** Materials provided follows **

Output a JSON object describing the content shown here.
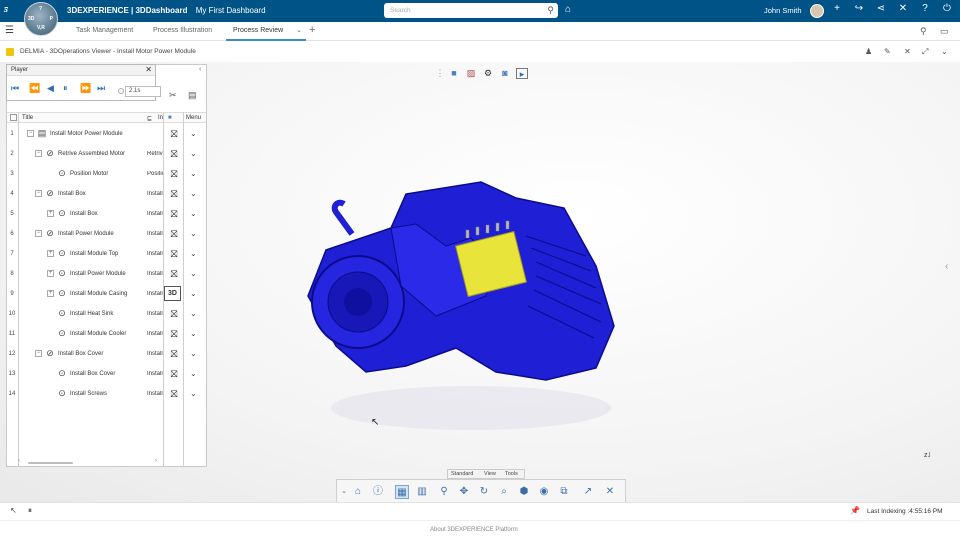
{
  "topbar": {
    "brand_bold": "3DEXPERIENCE | 3DDashboard",
    "dashboard": "My First Dashboard",
    "search_placeholder": "Search",
    "user_name": "John Smith",
    "compass": {
      "top": "?",
      "left": "3D",
      "right": "P",
      "bottom": "V,R"
    }
  },
  "tabs": [
    {
      "label": "Task Management"
    },
    {
      "label": "Process Illustration"
    },
    {
      "label": "Process Review"
    }
  ],
  "app": {
    "title": "DELMIA - 3DOperations Viewer - Install Motor Power Module"
  },
  "player": {
    "title": "Player",
    "time": "2.1s"
  },
  "grid": {
    "col_title": "Title",
    "col_instr": "In",
    "col_menu": "Menu",
    "rows": [
      {
        "num": "1",
        "title": "Install Motor Power Module",
        "instr": "",
        "status": "no-3d",
        "level": 0
      },
      {
        "num": "2",
        "title": "Retrive Assembled Motor",
        "instr": "Retriv",
        "status": "no-3d",
        "level": 1
      },
      {
        "num": "3",
        "title": "Position Motor",
        "instr": "Positio",
        "status": "no-3d",
        "level": 2
      },
      {
        "num": "4",
        "title": "Install Box",
        "instr": "Install",
        "status": "no-3d",
        "level": 1
      },
      {
        "num": "5",
        "title": "Install Box",
        "instr": "Install",
        "status": "no-3d",
        "level": 2
      },
      {
        "num": "6",
        "title": "Install Power Module",
        "instr": "Install",
        "status": "no-3d",
        "level": 1
      },
      {
        "num": "7",
        "title": "Install Module Top",
        "instr": "Install",
        "status": "no-3d",
        "level": 2
      },
      {
        "num": "8",
        "title": "Install Power Module",
        "instr": "Install",
        "status": "no-3d",
        "level": 2
      },
      {
        "num": "9",
        "title": "Install Module Casing",
        "instr": "Install",
        "status": "3D",
        "level": 2
      },
      {
        "num": "10",
        "title": "Install Heat Sink",
        "instr": "Install",
        "status": "no-3d",
        "level": 2
      },
      {
        "num": "11",
        "title": "Install Module Cooler",
        "instr": "Install",
        "status": "no-3d",
        "level": 2
      },
      {
        "num": "12",
        "title": "Install Box Cover",
        "instr": "Install",
        "status": "no-3d",
        "level": 1
      },
      {
        "num": "13",
        "title": "Install Box Cover",
        "instr": "Install",
        "status": "no-3d",
        "level": 2
      },
      {
        "num": "14",
        "title": "Install Screws",
        "instr": "Install",
        "status": "no-3d",
        "level": 2
      }
    ]
  },
  "bottom_tabs": {
    "standard": "Standard",
    "view": "View",
    "tools": "Tools"
  },
  "status": {
    "indexing": "Last Indexing :4:55:16 PM"
  },
  "footer": {
    "about": "About 3DEXPERIENCE Platform"
  },
  "colors": {
    "topbar": "#005386",
    "motor": "#1f1fd6",
    "module": "#e8e43a",
    "accent": "#3b8dd0"
  }
}
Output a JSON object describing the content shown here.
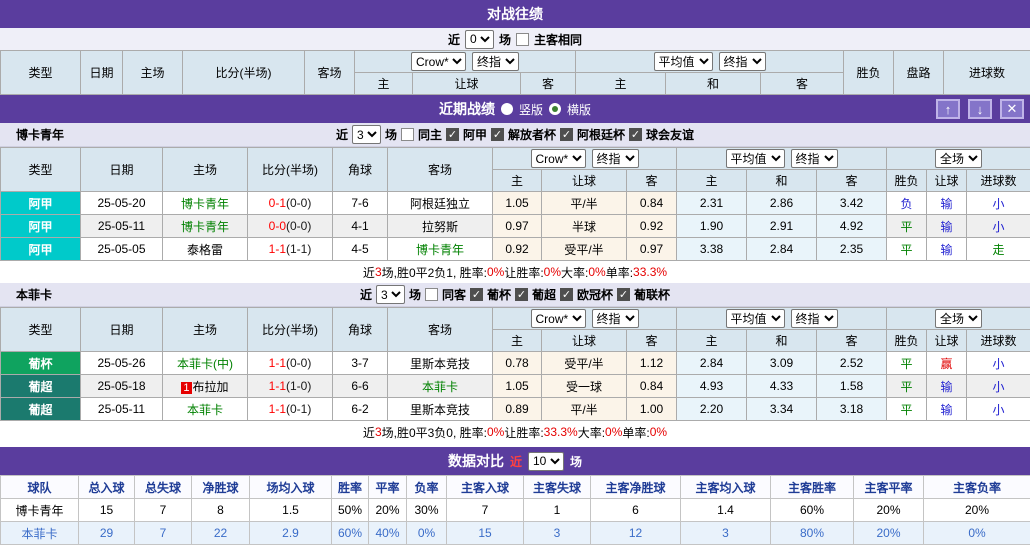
{
  "icons": {
    "up": "↑",
    "down": "↓",
    "close": "✕"
  },
  "colors": {
    "purple": "#5A3D9E",
    "score_red": "#FF0000",
    "team_green": "#008100",
    "win_red": "#E00000",
    "lose_blue": "#2121D1",
    "draw_green": "#008100"
  },
  "h2h": {
    "title": "对战往绩",
    "near_label": "近",
    "matches": "0",
    "unit_label": "场",
    "same_label": "主客相同",
    "dd": {
      "odds": "Crow*",
      "odds_final": "终指",
      "avg": "平均值",
      "avg_final": "终指"
    },
    "cols": {
      "type": "类型",
      "date": "日期",
      "home": "主场",
      "score": "比分(半场)",
      "away": "客场",
      "h": "主",
      "handicap": "让球",
      "a": "客",
      "avg_h": "主",
      "avg_d": "和",
      "avg_a": "客",
      "result": "胜负",
      "trend": "盘路",
      "goals": "进球数"
    }
  },
  "recent": {
    "title": "近期战绩",
    "vertical": "竖版",
    "horizontal": "横版"
  },
  "mid_cols": {
    "type": "类型",
    "date": "日期",
    "home": "主场",
    "score": "比分(半场)",
    "corner": "角球",
    "away": "客场",
    "h": "主",
    "handicap": "让球",
    "a": "客",
    "avg_h": "主",
    "avg_d": "和",
    "avg_a": "客",
    "result": "胜负",
    "hcap_result": "让球",
    "goals": "进球数"
  },
  "mid_dd": {
    "odds": "Crow*",
    "odds_final": "终指",
    "avg": "平均值",
    "avg_final": "终指",
    "scope": "全场"
  },
  "teams": [
    {
      "name": "博卡青年",
      "near_label": "近",
      "matches": "3",
      "unit_label": "场",
      "same_label": "同主",
      "leagues": [
        "阿甲",
        "解放者杯",
        "阿根廷杯",
        "球会友谊"
      ],
      "rows": [
        {
          "lg": "阿甲",
          "lg_bg": "#00CACA",
          "date": "25-05-20",
          "badge": "",
          "home": "博卡青年",
          "home_c": "#008100",
          "ft": "0-1",
          "ht": "(0-0)",
          "cor": "7-6",
          "away": "阿根廷独立",
          "away_c": "#000000",
          "o1": "1.05",
          "hd": "平/半",
          "o2": "0.84",
          "m1": "2.31",
          "m2": "2.86",
          "m3": "3.42",
          "res": "负",
          "res_c": "#2121D1",
          "pan": "输",
          "pan_c": "#2121D1",
          "gl": "小",
          "gl_c": "#2121D1"
        },
        {
          "lg": "阿甲",
          "lg_bg": "#00CACA",
          "date": "25-05-11",
          "badge": "",
          "home": "博卡青年",
          "home_c": "#008100",
          "ft": "0-0",
          "ht": "(0-0)",
          "cor": "4-1",
          "away": "拉努斯",
          "away_c": "#000000",
          "o1": "0.97",
          "hd": "半球",
          "o2": "0.92",
          "m1": "1.90",
          "m2": "2.91",
          "m3": "4.92",
          "res": "平",
          "res_c": "#008100",
          "pan": "输",
          "pan_c": "#2121D1",
          "gl": "小",
          "gl_c": "#2121D1"
        },
        {
          "lg": "阿甲",
          "lg_bg": "#00CACA",
          "date": "25-05-05",
          "badge": "",
          "home": "泰格雷",
          "home_c": "#000000",
          "ft": "1-1",
          "ht": "(1-1)",
          "cor": "4-5",
          "away": "博卡青年",
          "away_c": "#008100",
          "o1": "0.92",
          "hd": "受平/半",
          "o2": "0.97",
          "m1": "3.38",
          "m2": "2.84",
          "m3": "2.35",
          "res": "平",
          "res_c": "#008100",
          "pan": "输",
          "pan_c": "#2121D1",
          "gl": "走",
          "gl_c": "#008100"
        }
      ],
      "summary": {
        "p1": "近",
        "v1": "3",
        "p2": "场,胜0平2负1, 胜率:",
        "v2": "0%",
        "p3": " 让胜率:",
        "v3": "0%",
        "p4": " 大率:",
        "v4": "0%",
        "p5": " 单率:",
        "v5": "33.3%"
      }
    },
    {
      "name": "本菲卡",
      "near_label": "近",
      "matches": "3",
      "unit_label": "场",
      "same_label": "同客",
      "leagues": [
        "葡杯",
        "葡超",
        "欧冠杯",
        "葡联杯"
      ],
      "rows": [
        {
          "lg": "葡杯",
          "lg_bg": "#0FA35F",
          "date": "25-05-26",
          "badge": "",
          "home": "本菲卡(中)",
          "home_c": "#008100",
          "ft": "1-1",
          "ht": "(0-0)",
          "cor": "3-7",
          "away": "里斯本竞技",
          "away_c": "#000000",
          "o1": "0.78",
          "hd": "受平/半",
          "o2": "1.12",
          "m1": "2.84",
          "m2": "3.09",
          "m3": "2.52",
          "res": "平",
          "res_c": "#008100",
          "pan": "赢",
          "pan_c": "#E00000",
          "gl": "小",
          "gl_c": "#2121D1"
        },
        {
          "lg": "葡超",
          "lg_bg": "#1B7A6E",
          "date": "25-05-18",
          "badge": "1",
          "home": "布拉加",
          "home_c": "#000000",
          "ft": "1-1",
          "ht": "(1-0)",
          "cor": "6-6",
          "away": "本菲卡",
          "away_c": "#008100",
          "o1": "1.05",
          "hd": "受一球",
          "o2": "0.84",
          "m1": "4.93",
          "m2": "4.33",
          "m3": "1.58",
          "res": "平",
          "res_c": "#008100",
          "pan": "输",
          "pan_c": "#2121D1",
          "gl": "小",
          "gl_c": "#2121D1"
        },
        {
          "lg": "葡超",
          "lg_bg": "#1B7A6E",
          "date": "25-05-11",
          "badge": "",
          "home": "本菲卡",
          "home_c": "#008100",
          "ft": "1-1",
          "ht": "(0-1)",
          "cor": "6-2",
          "away": "里斯本竞技",
          "away_c": "#000000",
          "o1": "0.89",
          "hd": "平/半",
          "o2": "1.00",
          "m1": "2.20",
          "m2": "3.34",
          "m3": "3.18",
          "res": "平",
          "res_c": "#008100",
          "pan": "输",
          "pan_c": "#2121D1",
          "gl": "小",
          "gl_c": "#2121D1"
        }
      ],
      "summary": {
        "p1": "近",
        "v1": "3",
        "p2": "场,胜0平3负0, 胜率:",
        "v2": "0%",
        "p3": " 让胜率:",
        "v3": "33.3%",
        "p4": " 大率:",
        "v4": "0%",
        "p5": " 单率:",
        "v5": "0%"
      }
    }
  ],
  "compare": {
    "title": "数据对比",
    "near_label": "近",
    "matches": "10",
    "unit_label": "场",
    "headers": [
      "球队",
      "总入球",
      "总失球",
      "净胜球",
      "场均入球",
      "胜率",
      "平率",
      "负率",
      "主客入球",
      "主客失球",
      "主客净胜球",
      "主客均入球",
      "主客胜率",
      "主客平率",
      "主客负率"
    ],
    "rows": [
      {
        "color": "#000000",
        "bg": "#FFFFFF",
        "cells": [
          "博卡青年",
          "15",
          "7",
          "8",
          "1.5",
          "50%",
          "20%",
          "30%",
          "7",
          "1",
          "6",
          "1.4",
          "60%",
          "20%",
          "20%"
        ]
      },
      {
        "color": "#3A6CC8",
        "bg": "#E9F2FB",
        "cells": [
          "本菲卡",
          "29",
          "7",
          "22",
          "2.9",
          "60%",
          "40%",
          "0%",
          "15",
          "3",
          "12",
          "3",
          "80%",
          "20%",
          "0%"
        ]
      }
    ]
  }
}
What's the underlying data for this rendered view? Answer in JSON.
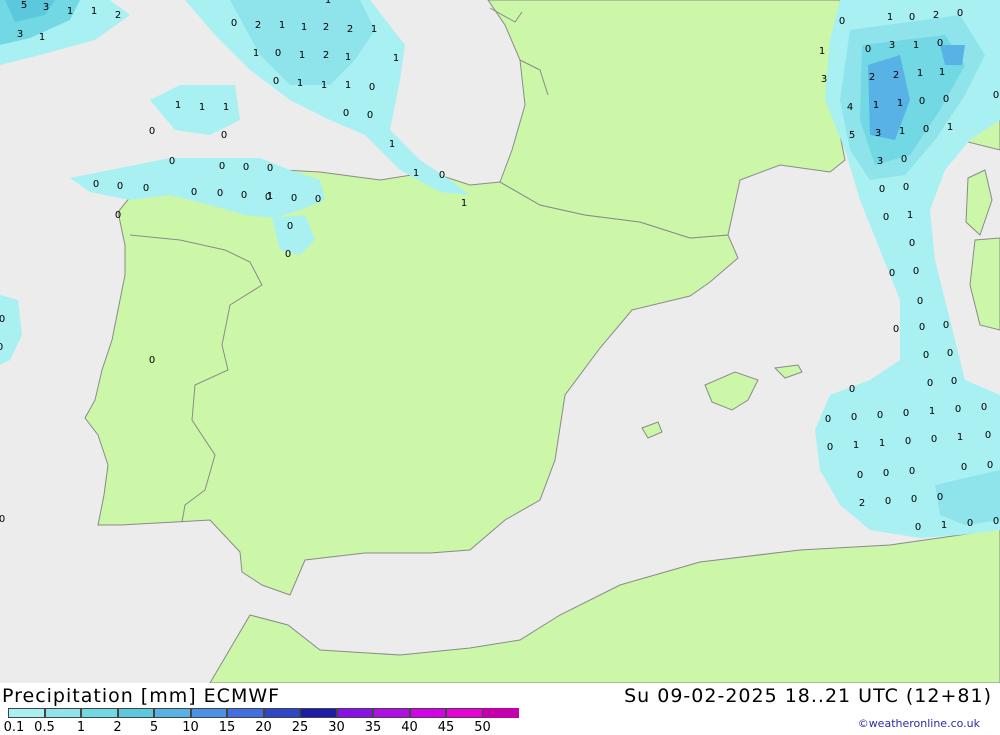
{
  "header": {
    "title": "Precipitation [mm] ECMWF",
    "valid_time": "Su 09-02-2025 18..21 UTC (12+81)"
  },
  "credit": "©weatheronline.co.uk",
  "colors": {
    "sea": "#ececec",
    "land": "#ccf7a8",
    "border": "#8a8a8a"
  },
  "legend": {
    "labels": [
      "0.1",
      "0.5",
      "1",
      "2",
      "5",
      "10",
      "15",
      "20",
      "25",
      "30",
      "35",
      "40",
      "45",
      "50"
    ],
    "colors": [
      "#a8f0f2",
      "#8ee4ea",
      "#72d8e4",
      "#5cc8de",
      "#58b2e6",
      "#4a92e6",
      "#3f6fe0",
      "#2f46c8",
      "#1c1ca8",
      "#8a10e8",
      "#b010e6",
      "#d400e8",
      "#e800d6",
      "#c000a8"
    ]
  },
  "map_values": [
    "5",
    "3",
    "1",
    "1",
    "2",
    "3",
    "1",
    "0",
    "2",
    "1",
    "1",
    "2",
    "2",
    "1",
    "1",
    "1",
    "0",
    "1",
    "2",
    "1",
    "1",
    "0",
    "1",
    "1",
    "1",
    "0",
    "0",
    "0",
    "1",
    "1",
    "1",
    "1",
    "0",
    "0",
    "1",
    "0",
    "1",
    "0",
    "0",
    "0",
    "0",
    "0",
    "0",
    "0",
    "0",
    "0",
    "0",
    "0",
    "1",
    "0",
    "0",
    "0",
    "0",
    "0",
    "0",
    "0",
    "0",
    "0",
    "0",
    "0",
    "1",
    "2",
    "0",
    "0",
    "1",
    "3",
    "1",
    "0",
    "0",
    "3",
    "2",
    "2",
    "1",
    "1",
    "4",
    "1",
    "1",
    "0",
    "0",
    "5",
    "3",
    "1",
    "0",
    "1",
    "3",
    "0",
    "0",
    "0",
    "0",
    "1",
    "0",
    "0",
    "0",
    "0",
    "0",
    "0",
    "0",
    "0",
    "0",
    "0",
    "0",
    "0",
    "0",
    "0",
    "0",
    "0",
    "1",
    "0",
    "0",
    "0",
    "1",
    "1",
    "0",
    "0",
    "1",
    "0",
    "0",
    "0",
    "0",
    "0",
    "0",
    "2",
    "0",
    "0",
    "0",
    "0",
    "1",
    "0",
    "0"
  ]
}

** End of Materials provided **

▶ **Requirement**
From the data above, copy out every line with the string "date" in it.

▶ **Output**
      "date": "日期",
    "date": "日期",
          "date": "25-05-20",
          "date": "25-05-11",
          "date": "25-05-05",
          "date": "25-05-26",
          "date": "25-05-18",
          "date": "25-05-11",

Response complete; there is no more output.